Chris Staros
Chris Staros teaches the “Getting Published and Self-Publishing” course and Comic Scripting.  The former president of the Comic Book Legal Defense Fund, Chris is the editor-in-chief of Top Shelf Productions, one of the most respected comic publishers in the industry.  Chris has edited and published books like Craig Thompson’s Blankets, Alan Moore’s From Hell, Nate Powell’s Swallow Me Whole, and Andy Runton’s Owly.  He brings his considerable editorial and business prowess to help the students with both their writing and careers. 

Chris Schweizer

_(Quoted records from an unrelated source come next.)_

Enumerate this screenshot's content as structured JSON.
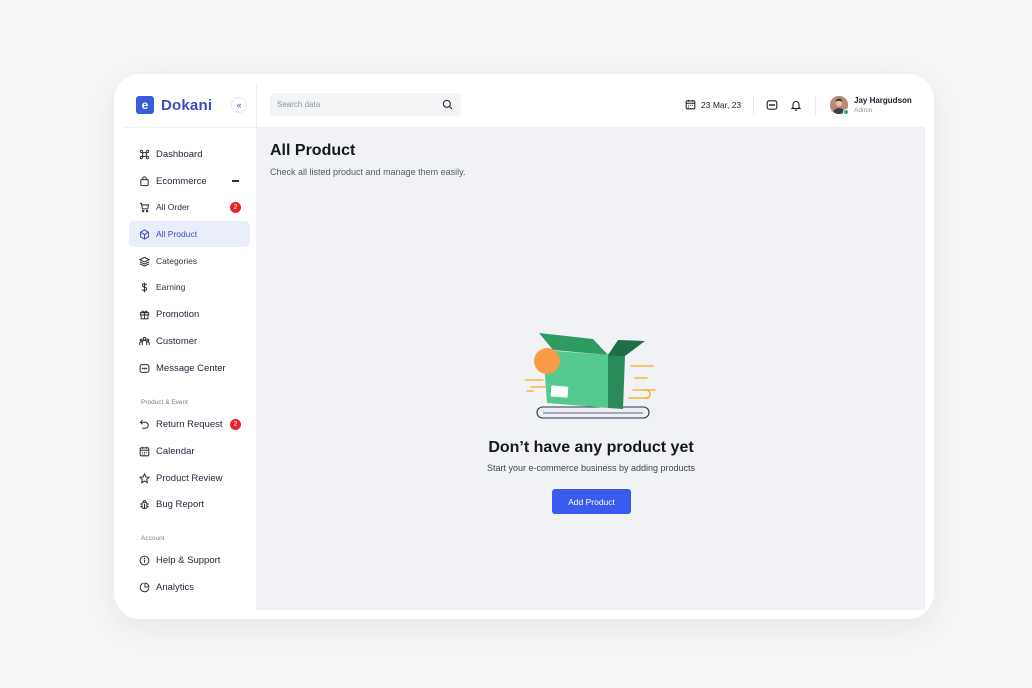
{
  "brand": {
    "logo_letter": "e",
    "name": "Dokani"
  },
  "sidebar": {
    "collapse_glyph": "«",
    "items": [
      {
        "label": "Dashboard"
      },
      {
        "label": "Ecommerce"
      },
      {
        "label": "All Order",
        "badge": "2"
      },
      {
        "label": "All Product"
      },
      {
        "label": "Categories"
      },
      {
        "label": "Earning"
      },
      {
        "label": "Promotion"
      },
      {
        "label": "Customer"
      },
      {
        "label": "Message Center"
      },
      {
        "label": "Return Request",
        "badge": "2"
      },
      {
        "label": "Calendar"
      },
      {
        "label": "Product Review"
      },
      {
        "label": "Bug Report"
      },
      {
        "label": "Help & Support"
      },
      {
        "label": "Analytics"
      }
    ],
    "sections": {
      "product_event": "Product & Event",
      "account": "Account"
    }
  },
  "header": {
    "search_placeholder": "Search data",
    "date": "23 Mar, 23",
    "user": {
      "name": "Jay Hargudson",
      "role": "Admin"
    }
  },
  "main": {
    "title": "All Product",
    "subtitle": "Check all listed product and manage them easily.",
    "empty_title": "Don’t have any product yet",
    "empty_subtitle": "Start your e-commerce business by adding products",
    "add_button": "Add Product"
  },
  "colors": {
    "accent": "#3b5bef",
    "brand": "#3b4cc0",
    "badge": "#e8242b",
    "box": "#4fc58e"
  }
}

I assume you're already familiar with my stuff, or you wouldn't be reading this (unless you got here from Google instead of from my site, in which case I apologize for the casual nature of this whole thing and point you towards the official SCAD website, which can be found here).  I teach a lot of the writing courses, comics history, character and environment design, and my favorite course, Intro to Sequential Art, which is basically comics boot camp, and the first major course you're likely to take.

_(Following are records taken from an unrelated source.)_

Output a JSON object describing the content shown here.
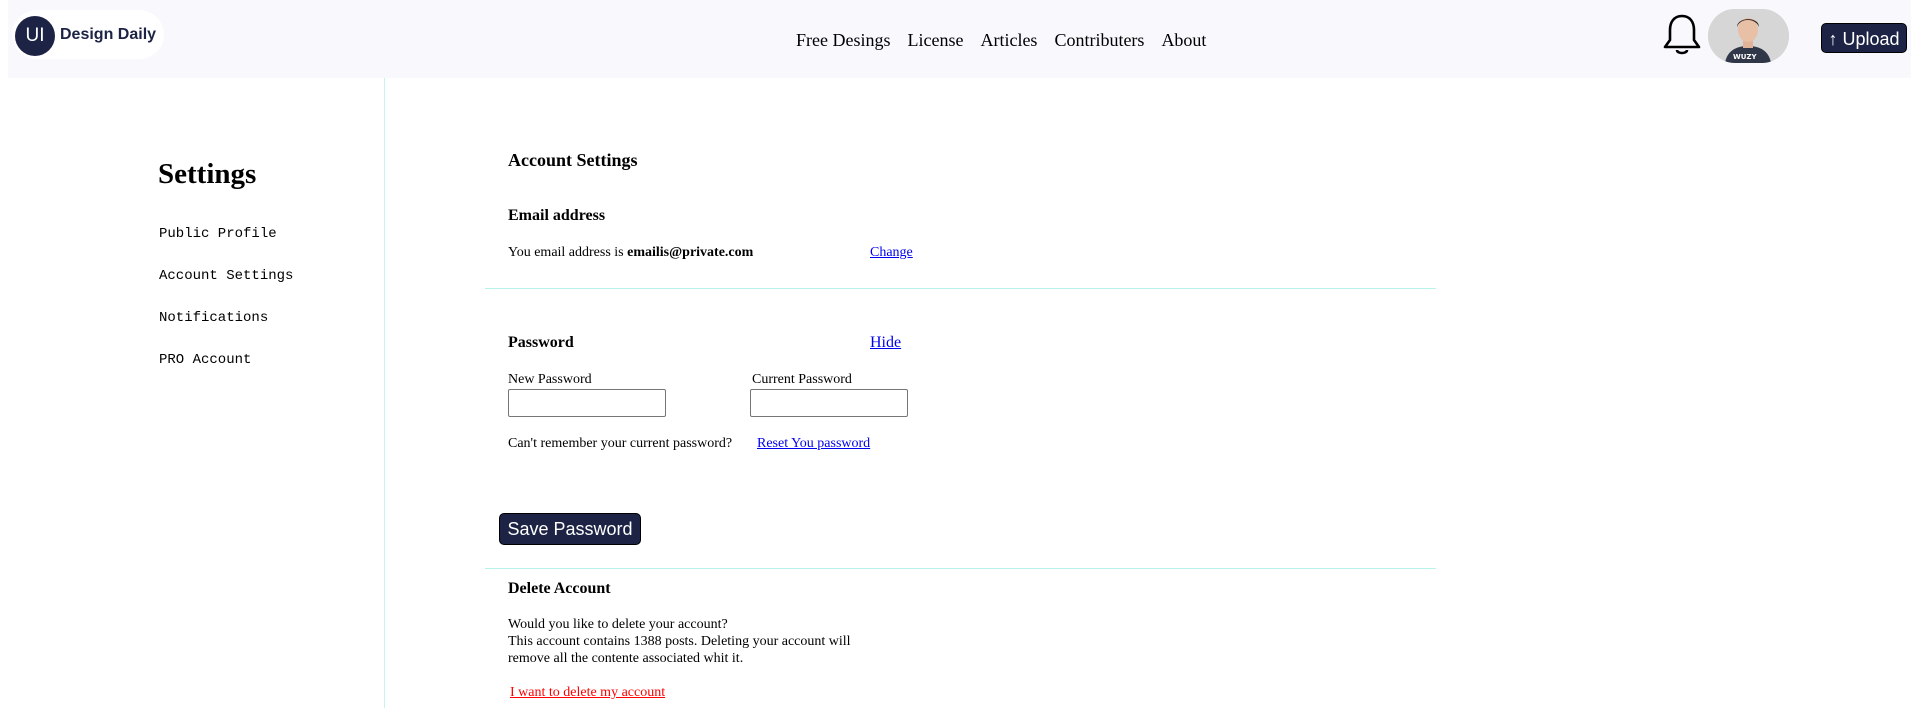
{
  "header": {
    "logo_mark": "UI",
    "logo_text": "Design Daily",
    "nav": [
      "Free Desings",
      "License",
      "Articles",
      "Contributers",
      "About"
    ],
    "bell_icon": "bell-icon",
    "avatar_icon": "user-avatar",
    "upload_arrow": "↑",
    "upload_label": "Upload"
  },
  "sidebar": {
    "title": "Settings",
    "items": [
      "Public Profile",
      "Account Settings",
      "Notifications",
      "PRO Account"
    ]
  },
  "main": {
    "title": "Account Settings",
    "email": {
      "heading": "Email address",
      "prefix": "You email address is ",
      "address": "emailis@private.com",
      "change_link": "Change"
    },
    "password": {
      "heading": "Password",
      "hide_link": "Hide",
      "new_label": "New Password",
      "new_value": "",
      "current_label": "Current Password",
      "current_value": "",
      "forgot_text": "Can't remember your current password?",
      "reset_link": "Reset You password",
      "save_label": "Save Password"
    },
    "delete": {
      "heading": "Delete Account",
      "line1": "Would you like to delete your account?",
      "line2": "This account contains 1388 posts. Deleting your account will",
      "line3": "remove all the contente associated whit it.",
      "link": "I want to delete my account"
    }
  },
  "colors": {
    "brand_navy": "#1c2345",
    "header_bg": "#f8f8fd",
    "divider": "#b6f1ea",
    "link": "#0000ee",
    "danger": "#ff0000"
  }
}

Well, that's what we USUALLY teach.  We actually switch up a lot, rotating classes so that we all stay fresh and at the top of our teaching game.  But the most important thing about our program is that every single faculty member is a working professional, and that’s important.  There are no former comic artists; we’re all working RIGHT NOW, and will continue to do so.  There are no comic theorists (well, we’re all theorists, but we’re practicing).  Every one of us understands what it’s like to struggle to build a successful comic career and make a living at this, and we know that it's not easy.  By constantly seeking out publication opportunities for ourselves in our professional capacity in the comic industry, we’re in a position to know what opportunities are there for students.  By working with editors, we build relationships with them, and they know that they can come to us when they’re looking for talent.  And by producing work on a regular basis, we constantly find new ways to approach the page and improve our productivity, and we share those revelations with our students.